Quite an experience, crop dusting ahead of a supercell. Nice machine too. Supposedly reliable, but I've seen precisely two in my life, both badly broken down and unflyable. Could be that they're just damage-tolerant, seeing how those lights went on and off on the dashboard
For those who don't know, the A310 is/was the successor of the A300-600 and one of the most modern airliners in the 1980's. With only roughly 250 built, it paved the way for any modern Airbus model in the air today around the globe. It didn't feature fly-by-wire and therefore flight augmentation and envelope protection though, but it introduced electronic centralized aircraft monitoring, systems display and the classic sounds and "all lights-off" concept on pushbutton lights (if everything is working properly) that still is part of the Airbus flight deck philosophy these days. One thing that was really cool in the cockpit was the classic yokes on the control columns.
With regards to the exterior, the nose and tail section can still be found on the A330. The cockpit window design is also kept on most modern Airbus models. I actually used to fly with the A310 to holiday destinations in the 1990's with my parents, operated by Hapag Lloyd back then.

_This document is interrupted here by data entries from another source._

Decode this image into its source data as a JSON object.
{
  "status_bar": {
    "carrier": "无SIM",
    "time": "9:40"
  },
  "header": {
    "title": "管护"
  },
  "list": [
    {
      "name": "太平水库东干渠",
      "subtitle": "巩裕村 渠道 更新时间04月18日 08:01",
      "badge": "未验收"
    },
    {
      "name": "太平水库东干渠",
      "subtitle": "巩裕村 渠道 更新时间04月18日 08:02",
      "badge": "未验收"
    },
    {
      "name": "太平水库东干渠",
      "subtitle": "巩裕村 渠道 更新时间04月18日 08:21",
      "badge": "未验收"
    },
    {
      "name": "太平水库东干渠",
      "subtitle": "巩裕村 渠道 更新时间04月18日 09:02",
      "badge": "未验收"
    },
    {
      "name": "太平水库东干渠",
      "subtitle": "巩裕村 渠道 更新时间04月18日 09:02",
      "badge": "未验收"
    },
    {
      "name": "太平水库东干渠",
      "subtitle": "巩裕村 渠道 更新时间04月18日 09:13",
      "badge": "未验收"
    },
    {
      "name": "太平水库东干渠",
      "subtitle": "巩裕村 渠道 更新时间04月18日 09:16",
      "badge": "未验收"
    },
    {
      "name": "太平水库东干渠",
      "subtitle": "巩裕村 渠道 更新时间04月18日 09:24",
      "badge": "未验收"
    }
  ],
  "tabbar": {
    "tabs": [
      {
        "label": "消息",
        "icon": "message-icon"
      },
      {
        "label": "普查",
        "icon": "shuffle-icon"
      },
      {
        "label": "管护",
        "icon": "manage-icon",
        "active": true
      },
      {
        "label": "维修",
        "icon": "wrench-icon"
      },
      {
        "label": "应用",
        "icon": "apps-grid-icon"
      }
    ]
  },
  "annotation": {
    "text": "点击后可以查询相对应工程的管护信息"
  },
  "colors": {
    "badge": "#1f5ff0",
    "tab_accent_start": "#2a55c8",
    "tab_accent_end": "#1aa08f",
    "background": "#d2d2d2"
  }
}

I vividly still remember a cockpit poster in a huge lighted display in a local tourist office around 1990 which was extremely inspiring as a kid. I even found it on the web again (obviously it was from Swiss Air)...
There are only a very few Aircraft still in service today on the planet. The last one in Germany is operated by the German Air Force. It remains in service longer as planned as they use it to fly victims of the war in Ukraine to Germany.
The guys from airclips.com managed to create a great cockpit video of the A310 operated by the German Air Force. Enjoy:
I just realized that, with a telephoto lens, I can more or less spot it most days it flies. I know it's not technically a heavy lift, more like a high volume plane, but it still climbs very slow. Heard it last week, thought it was something flying out of Nantes that had a problem ( no way they'd go so low and revved up normally). But it does depend on what it's carrying. First time it passed at like 11.000 feet, more than 60 miles downrange. Second pass was more like 14.000 feet, but I still don't think this thing reaches cruise altitude too often.
A really interesting video. I'm going to recommend it to a friend of mine who has a museum of vintage radios mostly because the video mentions that thermionic valves are still being made and names those factories.
Well well, look who crawled out of the woodwork again. They were betting hard on crypto, so I guess the current situation might have sent them looking for new ideas. Some of their excuses are unbelievably retarded. I guess there's an international conspiracy to shipping giant boilers, so they can't launch from elsewhere. Understandable, since they may be barred from the US. I gotta admire their perseverence in 'selling' fake promises for almost two decades now and persisting, despite being caught red-handed repeatedly. Not posting this in space news, since I'm quite sure it's all a scam. And yes;, I think they literally copied his huge rocket design from KSP too